Items from an interface collection:
-----
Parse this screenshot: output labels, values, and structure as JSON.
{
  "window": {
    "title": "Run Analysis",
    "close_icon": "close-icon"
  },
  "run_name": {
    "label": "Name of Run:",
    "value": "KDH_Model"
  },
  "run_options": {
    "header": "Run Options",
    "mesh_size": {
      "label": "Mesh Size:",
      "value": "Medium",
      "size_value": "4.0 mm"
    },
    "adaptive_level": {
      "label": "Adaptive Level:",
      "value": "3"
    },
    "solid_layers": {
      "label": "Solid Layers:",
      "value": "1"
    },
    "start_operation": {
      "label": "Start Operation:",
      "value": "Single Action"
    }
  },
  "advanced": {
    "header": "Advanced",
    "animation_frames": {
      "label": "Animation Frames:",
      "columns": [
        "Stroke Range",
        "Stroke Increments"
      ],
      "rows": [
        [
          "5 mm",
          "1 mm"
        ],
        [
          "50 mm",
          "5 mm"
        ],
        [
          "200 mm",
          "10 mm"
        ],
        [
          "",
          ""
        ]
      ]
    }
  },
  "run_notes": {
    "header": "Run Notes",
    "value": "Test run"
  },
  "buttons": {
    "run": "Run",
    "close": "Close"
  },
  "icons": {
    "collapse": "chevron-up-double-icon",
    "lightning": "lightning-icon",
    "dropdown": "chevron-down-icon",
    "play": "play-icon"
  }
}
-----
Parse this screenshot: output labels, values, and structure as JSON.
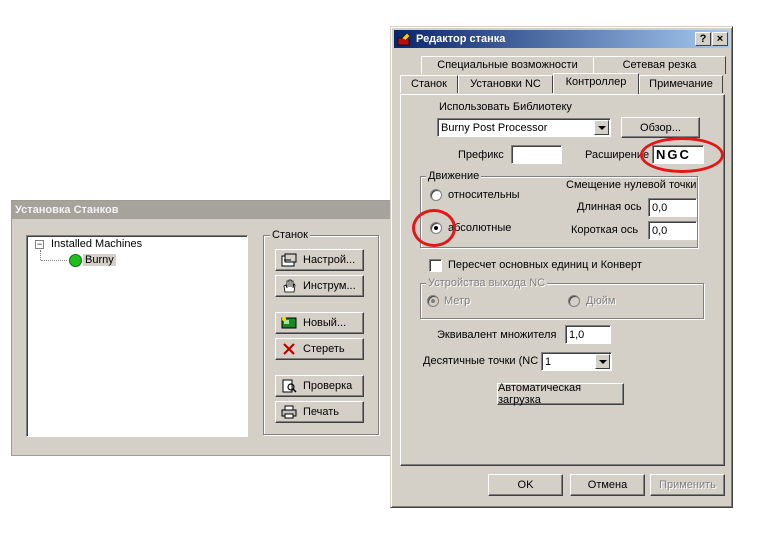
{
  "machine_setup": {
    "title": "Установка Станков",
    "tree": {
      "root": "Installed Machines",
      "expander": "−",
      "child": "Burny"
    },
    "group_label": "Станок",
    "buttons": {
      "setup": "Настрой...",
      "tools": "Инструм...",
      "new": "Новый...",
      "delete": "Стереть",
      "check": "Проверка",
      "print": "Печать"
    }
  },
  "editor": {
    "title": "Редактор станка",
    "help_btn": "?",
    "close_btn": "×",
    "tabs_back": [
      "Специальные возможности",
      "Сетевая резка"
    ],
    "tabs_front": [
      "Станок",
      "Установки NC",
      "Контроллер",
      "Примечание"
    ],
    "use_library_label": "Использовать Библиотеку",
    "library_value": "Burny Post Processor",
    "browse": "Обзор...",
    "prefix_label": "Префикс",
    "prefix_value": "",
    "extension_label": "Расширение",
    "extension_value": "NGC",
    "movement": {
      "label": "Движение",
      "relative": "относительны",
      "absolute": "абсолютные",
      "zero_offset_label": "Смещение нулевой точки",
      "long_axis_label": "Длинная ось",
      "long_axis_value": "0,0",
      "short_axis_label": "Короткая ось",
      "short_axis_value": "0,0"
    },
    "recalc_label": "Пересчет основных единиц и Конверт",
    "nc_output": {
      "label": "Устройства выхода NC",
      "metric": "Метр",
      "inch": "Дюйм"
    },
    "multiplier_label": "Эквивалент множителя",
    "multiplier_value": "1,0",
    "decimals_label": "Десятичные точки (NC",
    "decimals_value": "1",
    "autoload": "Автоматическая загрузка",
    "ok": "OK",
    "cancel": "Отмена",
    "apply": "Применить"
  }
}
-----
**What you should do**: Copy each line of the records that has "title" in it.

**Response to this exercise**:
    "title": "Run Analysis",
    "title": "Установка Станков",
    "title": "Редактор станка",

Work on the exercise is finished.